An operation that allows us to manipulate an audio signal's amplitude, adding additional frequency "overtones" for further coloration of timbre.
Distortion is when the output signal of an audio effect differs from the input signal. More specifically, it can be described as non-linear changes to a waveform’s amplitude, which ultimately introduces harmonic and/or inharmonic overtones.
In this video, I explore terms such as soft clipping, hard clipping, saturation, overdrive, waveshaping, etc. I walk you through a few examples of distortion and show you how each type is affecting your incoming waveform. By the end of this video, you’ll be able to use Ableton’s Saturator as I go through each parameter, explaining what each knob and button do. I also leave you with some knowledge about transfer functions, which is directly applicable when approaching other third party distortion plugins.
Towards the end of the video I walk you through when you should be using distortion within your productions.

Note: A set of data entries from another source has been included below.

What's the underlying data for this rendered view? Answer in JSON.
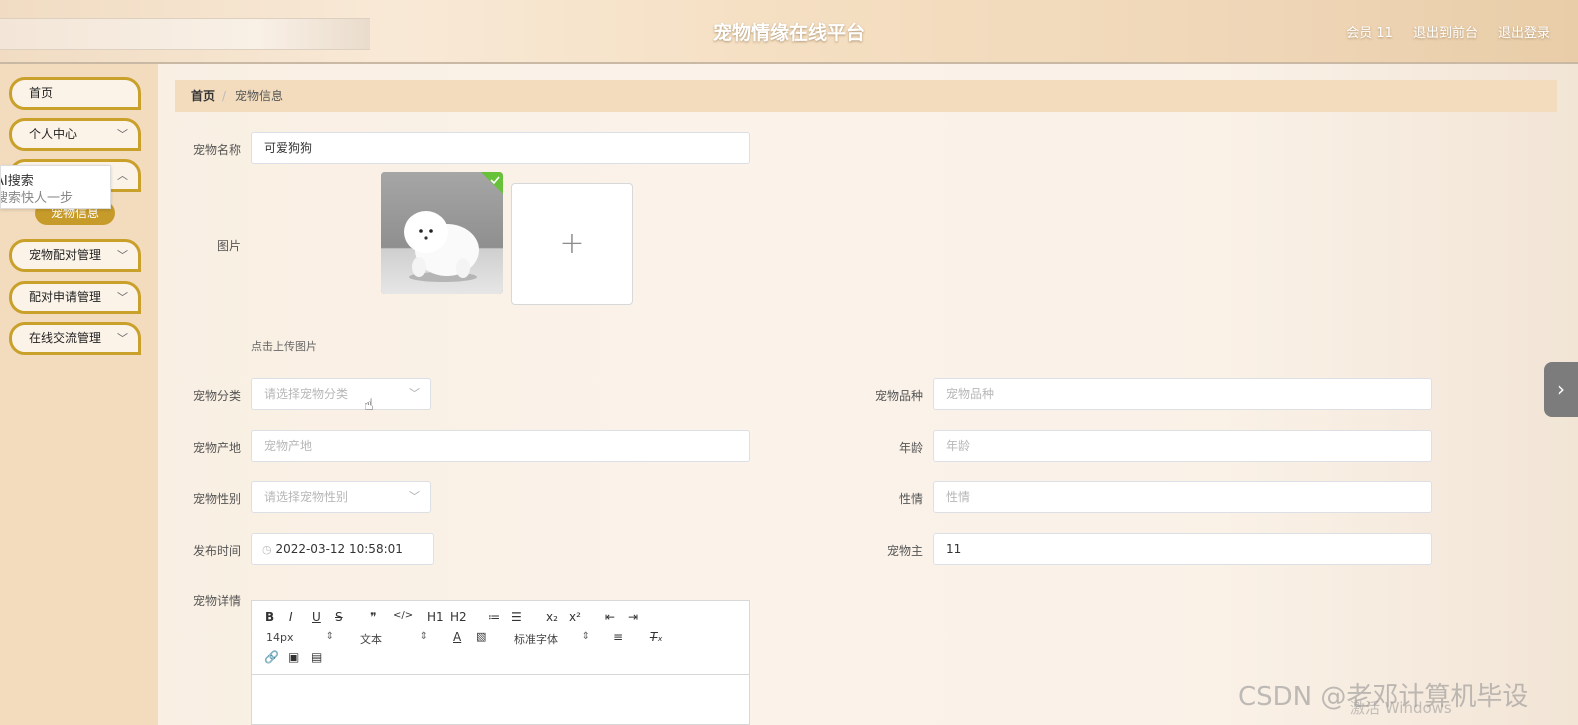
{
  "header": {
    "title": "宠物情缘在线平台",
    "links": [
      "会员 11",
      "退出到前台",
      "退出登录"
    ]
  },
  "sidebar": {
    "items": [
      {
        "label": "首页",
        "chevron": false
      },
      {
        "label": "个人中心",
        "chevron": true
      },
      {
        "label": "",
        "chevron": true
      },
      {
        "label": "宠物配对管理",
        "chevron": true
      },
      {
        "label": "配对申请管理",
        "chevron": true
      },
      {
        "label": "在线交流管理",
        "chevron": true
      }
    ],
    "active_sub": "宠物信息",
    "ai_tip": {
      "line1": "AI搜索",
      "line2": "搜索快人一步"
    }
  },
  "breadcrumb": {
    "home": "首页",
    "sep": "/",
    "current": "宠物信息"
  },
  "form": {
    "name_label": "宠物名称",
    "name_value": "可爱狗狗",
    "image_label": "图片",
    "upload_tip": "点击上传图片",
    "upload_plus": "+",
    "category_label": "宠物分类",
    "category_placeholder": "请选择宠物分类",
    "breed_label": "宠物品种",
    "breed_placeholder": "宠物品种",
    "origin_label": "宠物产地",
    "origin_placeholder": "宠物产地",
    "age_label": "年龄",
    "age_placeholder": "年龄",
    "gender_label": "宠物性别",
    "gender_placeholder": "请选择宠物性别",
    "temper_label": "性情",
    "temper_placeholder": "性情",
    "time_label": "发布时间",
    "time_value": "2022-03-12 10:58:01",
    "owner_label": "宠物主",
    "owner_value": "11",
    "details_label": "宠物详情"
  },
  "editor": {
    "row1": [
      "B",
      "I",
      "U",
      "S",
      "❞",
      "</>",
      "H1",
      "H2",
      "≔",
      "☰",
      "x₂",
      "x²",
      "⇤",
      "⇥"
    ],
    "size": "14px",
    "style": "文本",
    "font": "标准字体"
  },
  "watermark": "CSDN @老邓计算机毕设",
  "activate": "激活 Windows"
}
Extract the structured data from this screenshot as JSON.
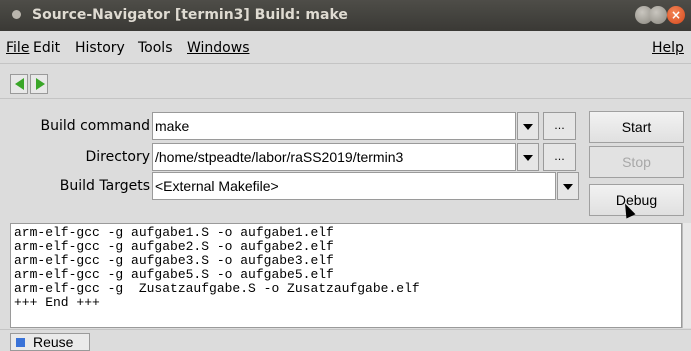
{
  "window": {
    "title": "Source-Navigator [termin3] Build: make"
  },
  "menu": {
    "file": "File",
    "edit": "Edit",
    "history": "History",
    "tools": "Tools",
    "windows": "Windows",
    "help": "Help"
  },
  "nav": {
    "back_icon": "left-arrow-icon",
    "forward_icon": "right-arrow-icon",
    "accent": "#3aa628"
  },
  "form": {
    "build_command_label": "Build command",
    "build_command_value": "make",
    "directory_label": "Directory",
    "directory_value": "/home/stpeadte/labor/raSS2019/termin3",
    "build_targets_label": "Build Targets",
    "build_targets_value": "<External Makefile>",
    "browse_label": "..."
  },
  "actions": {
    "start": "Start",
    "stop": "Stop",
    "debug": "Debug"
  },
  "output": {
    "lines": [
      "arm-elf-gcc -g aufgabe1.S -o aufgabe1.elf",
      "arm-elf-gcc -g aufgabe2.S -o aufgabe2.elf",
      "arm-elf-gcc -g aufgabe3.S -o aufgabe3.elf",
      "arm-elf-gcc -g aufgabe5.S -o aufgabe5.elf",
      "arm-elf-gcc -g  Zusatzaufgabe.S -o Zusatzaufgabe.elf",
      "+++ End +++"
    ]
  },
  "status": {
    "reuse_label": "Reuse",
    "reuse_checked": true
  }
}
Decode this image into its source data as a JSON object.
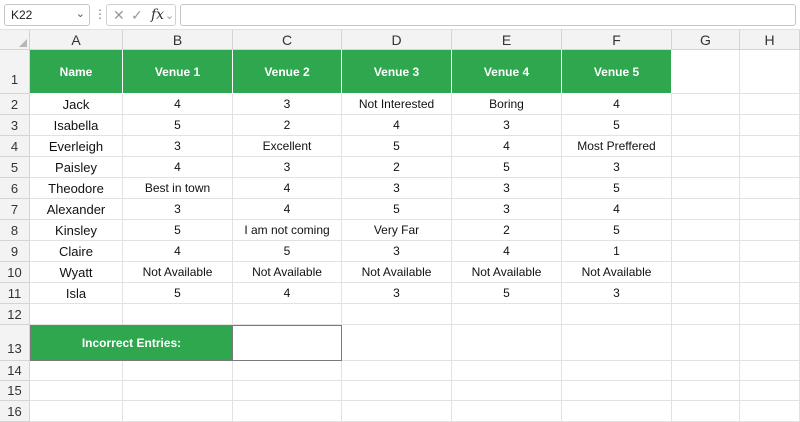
{
  "formula_bar": {
    "name_box": "K22",
    "formula": ""
  },
  "columns": [
    "A",
    "B",
    "C",
    "D",
    "E",
    "F",
    "G",
    "H"
  ],
  "rows": [
    "1",
    "2",
    "3",
    "4",
    "5",
    "6",
    "7",
    "8",
    "9",
    "10",
    "11",
    "12",
    "13",
    "14",
    "15",
    "16"
  ],
  "table": {
    "headers": [
      "Name",
      "Venue 1",
      "Venue 2",
      "Venue 3",
      "Venue 4",
      "Venue 5"
    ],
    "body": [
      [
        "Jack",
        "4",
        "3",
        "Not Interested",
        "Boring",
        "4"
      ],
      [
        "Isabella",
        "5",
        "2",
        "4",
        "3",
        "5"
      ],
      [
        "Everleigh",
        "3",
        "Excellent",
        "5",
        "4",
        "Most Preffered"
      ],
      [
        "Paisley",
        "4",
        "3",
        "2",
        "5",
        "3"
      ],
      [
        "Theodore",
        "Best in town",
        "4",
        "3",
        "3",
        "5"
      ],
      [
        "Alexander",
        "3",
        "4",
        "5",
        "3",
        "4"
      ],
      [
        "Kinsley",
        "5",
        "I am not coming",
        "Very Far",
        "2",
        "5"
      ],
      [
        "Claire",
        "4",
        "5",
        "3",
        "4",
        "1"
      ],
      [
        "Wyatt",
        "Not Available",
        "Not Available",
        "Not Available",
        "Not Available",
        "Not Available"
      ],
      [
        "Isla",
        "5",
        "4",
        "3",
        "5",
        "3"
      ]
    ]
  },
  "summary": {
    "label": "Incorrect Entries:",
    "value": ""
  },
  "colors": {
    "header_green": "#2ea74e",
    "header_text": "#ffffff"
  }
}
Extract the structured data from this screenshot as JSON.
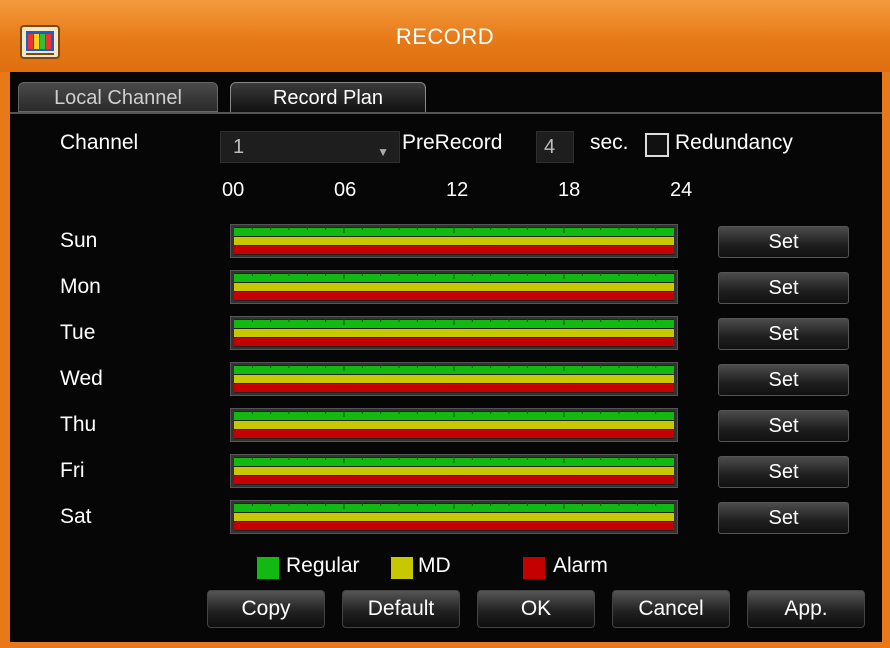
{
  "window": {
    "title": "RECORD"
  },
  "tabs": [
    {
      "label": "Local Channel",
      "active": false
    },
    {
      "label": "Record Plan",
      "active": true
    }
  ],
  "form": {
    "channel_label": "Channel",
    "channel_value": "1",
    "prerecord_label": "PreRecord",
    "prerecord_value": "4",
    "prerecord_unit": "sec.",
    "redundancy_label": "Redundancy",
    "redundancy_checked": false
  },
  "hours": [
    "00",
    "06",
    "12",
    "18",
    "24"
  ],
  "days": [
    {
      "label": "Sun",
      "set_label": "Set"
    },
    {
      "label": "Mon",
      "set_label": "Set"
    },
    {
      "label": "Tue",
      "set_label": "Set"
    },
    {
      "label": "Wed",
      "set_label": "Set"
    },
    {
      "label": "Thu",
      "set_label": "Set"
    },
    {
      "label": "Fri",
      "set_label": "Set"
    },
    {
      "label": "Sat",
      "set_label": "Set"
    }
  ],
  "schedule": {
    "regular": [
      [
        0,
        24
      ]
    ],
    "md": [
      [
        0,
        24
      ]
    ],
    "alarm": [
      [
        0,
        24
      ]
    ]
  },
  "legend": [
    {
      "label": "Regular",
      "color": "#11b911"
    },
    {
      "label": "MD",
      "color": "#c8c800"
    },
    {
      "label": "Alarm",
      "color": "#c40000"
    }
  ],
  "buttons": {
    "copy": "Copy",
    "default": "Default",
    "ok": "OK",
    "cancel": "Cancel",
    "apply": "App."
  },
  "colors": {
    "accent_orange": "#e8791a",
    "regular": "#11b911",
    "md": "#c8c800",
    "alarm": "#c40000"
  }
}
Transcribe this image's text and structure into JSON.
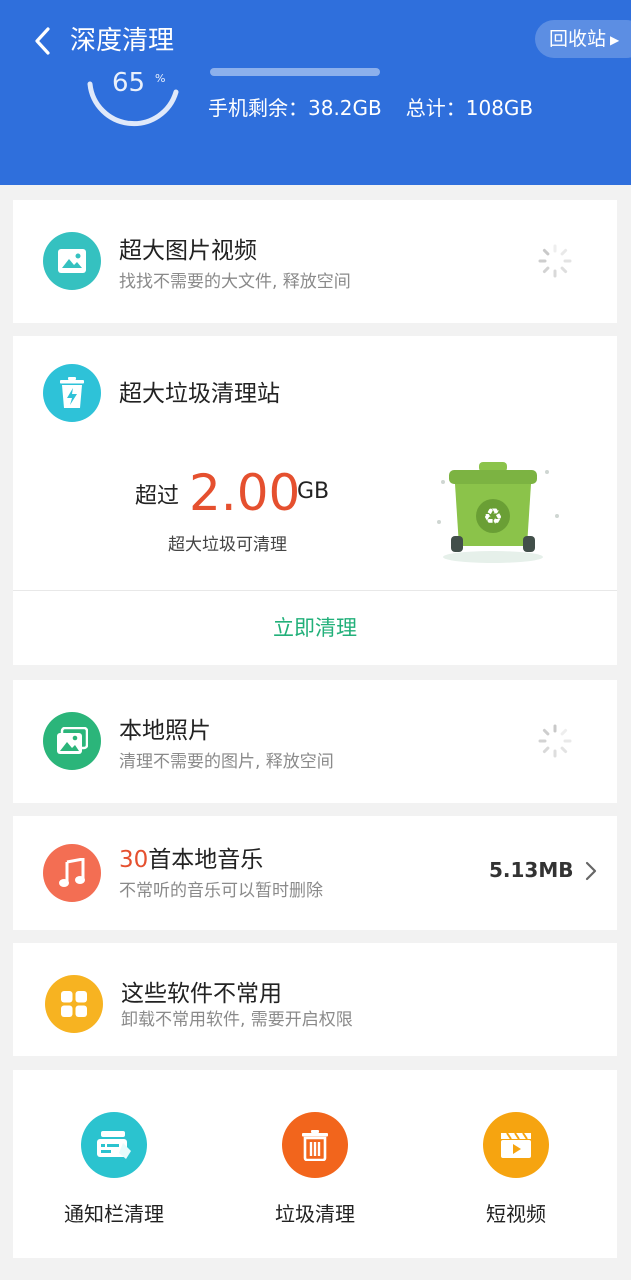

I describe how you can use it to change the timbre of dull or uninteresting sounds. I also describe some reasons why using distortion, or saturation, on mix-down channels is also an effective technique. I also recommend my favorite third party distortion plugin outside of Ableton Live’s stock ones, which is iZotope’s Trash.
Hopefully this video is of great use to you. Good luck with your distortion endeavors!